## PROBLEM REQUIREMENTS
From the entries that follow, report every line in which "Rohrnetzberechnung" occurs.

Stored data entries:
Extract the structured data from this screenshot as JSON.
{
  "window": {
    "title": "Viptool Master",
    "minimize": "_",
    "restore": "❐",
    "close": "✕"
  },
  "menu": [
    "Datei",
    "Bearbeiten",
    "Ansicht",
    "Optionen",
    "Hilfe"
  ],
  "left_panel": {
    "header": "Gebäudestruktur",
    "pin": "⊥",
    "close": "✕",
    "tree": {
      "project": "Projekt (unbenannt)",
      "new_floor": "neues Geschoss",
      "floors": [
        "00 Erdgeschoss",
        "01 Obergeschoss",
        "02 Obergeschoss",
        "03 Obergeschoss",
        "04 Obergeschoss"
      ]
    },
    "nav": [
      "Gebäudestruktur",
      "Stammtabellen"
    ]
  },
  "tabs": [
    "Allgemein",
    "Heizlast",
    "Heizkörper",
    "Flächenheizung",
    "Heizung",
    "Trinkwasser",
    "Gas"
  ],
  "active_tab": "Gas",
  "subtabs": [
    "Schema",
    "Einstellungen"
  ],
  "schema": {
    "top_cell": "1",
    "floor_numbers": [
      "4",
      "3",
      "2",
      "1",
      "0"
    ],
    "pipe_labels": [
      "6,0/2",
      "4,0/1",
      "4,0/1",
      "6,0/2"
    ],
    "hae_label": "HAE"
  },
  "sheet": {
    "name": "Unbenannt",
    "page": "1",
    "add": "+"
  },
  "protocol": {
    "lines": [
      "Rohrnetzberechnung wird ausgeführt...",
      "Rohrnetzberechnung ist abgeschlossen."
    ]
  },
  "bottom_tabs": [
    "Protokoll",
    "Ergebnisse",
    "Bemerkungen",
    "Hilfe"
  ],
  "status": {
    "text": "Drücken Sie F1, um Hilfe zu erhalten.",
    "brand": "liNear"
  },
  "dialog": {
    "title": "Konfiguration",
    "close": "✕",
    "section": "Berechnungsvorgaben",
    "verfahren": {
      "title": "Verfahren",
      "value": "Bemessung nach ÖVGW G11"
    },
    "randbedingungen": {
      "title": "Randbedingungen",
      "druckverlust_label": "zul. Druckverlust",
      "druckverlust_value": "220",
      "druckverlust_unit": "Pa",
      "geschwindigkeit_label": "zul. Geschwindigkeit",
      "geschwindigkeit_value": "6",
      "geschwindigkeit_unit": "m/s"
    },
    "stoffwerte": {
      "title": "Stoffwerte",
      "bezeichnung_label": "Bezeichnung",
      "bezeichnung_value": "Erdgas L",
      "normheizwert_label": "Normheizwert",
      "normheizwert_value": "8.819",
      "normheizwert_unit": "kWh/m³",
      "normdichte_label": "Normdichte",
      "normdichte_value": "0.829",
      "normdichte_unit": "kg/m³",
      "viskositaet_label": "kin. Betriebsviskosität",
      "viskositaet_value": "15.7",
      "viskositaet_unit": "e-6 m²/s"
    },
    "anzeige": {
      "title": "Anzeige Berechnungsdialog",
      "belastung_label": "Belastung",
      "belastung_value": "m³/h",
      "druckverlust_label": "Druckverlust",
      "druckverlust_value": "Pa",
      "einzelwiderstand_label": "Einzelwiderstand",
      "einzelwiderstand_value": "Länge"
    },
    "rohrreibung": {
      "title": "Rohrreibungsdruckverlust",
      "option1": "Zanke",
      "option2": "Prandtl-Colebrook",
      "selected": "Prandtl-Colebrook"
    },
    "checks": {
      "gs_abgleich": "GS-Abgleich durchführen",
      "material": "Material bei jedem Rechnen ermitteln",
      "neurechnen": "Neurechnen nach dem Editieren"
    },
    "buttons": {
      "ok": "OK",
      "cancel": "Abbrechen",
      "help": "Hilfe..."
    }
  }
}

## SOLUTION FOR THIS EXERCISE
      "Rohrnetzberechnung wird ausgeführt...",
      "Rohrnetzberechnung ist abgeschlossen."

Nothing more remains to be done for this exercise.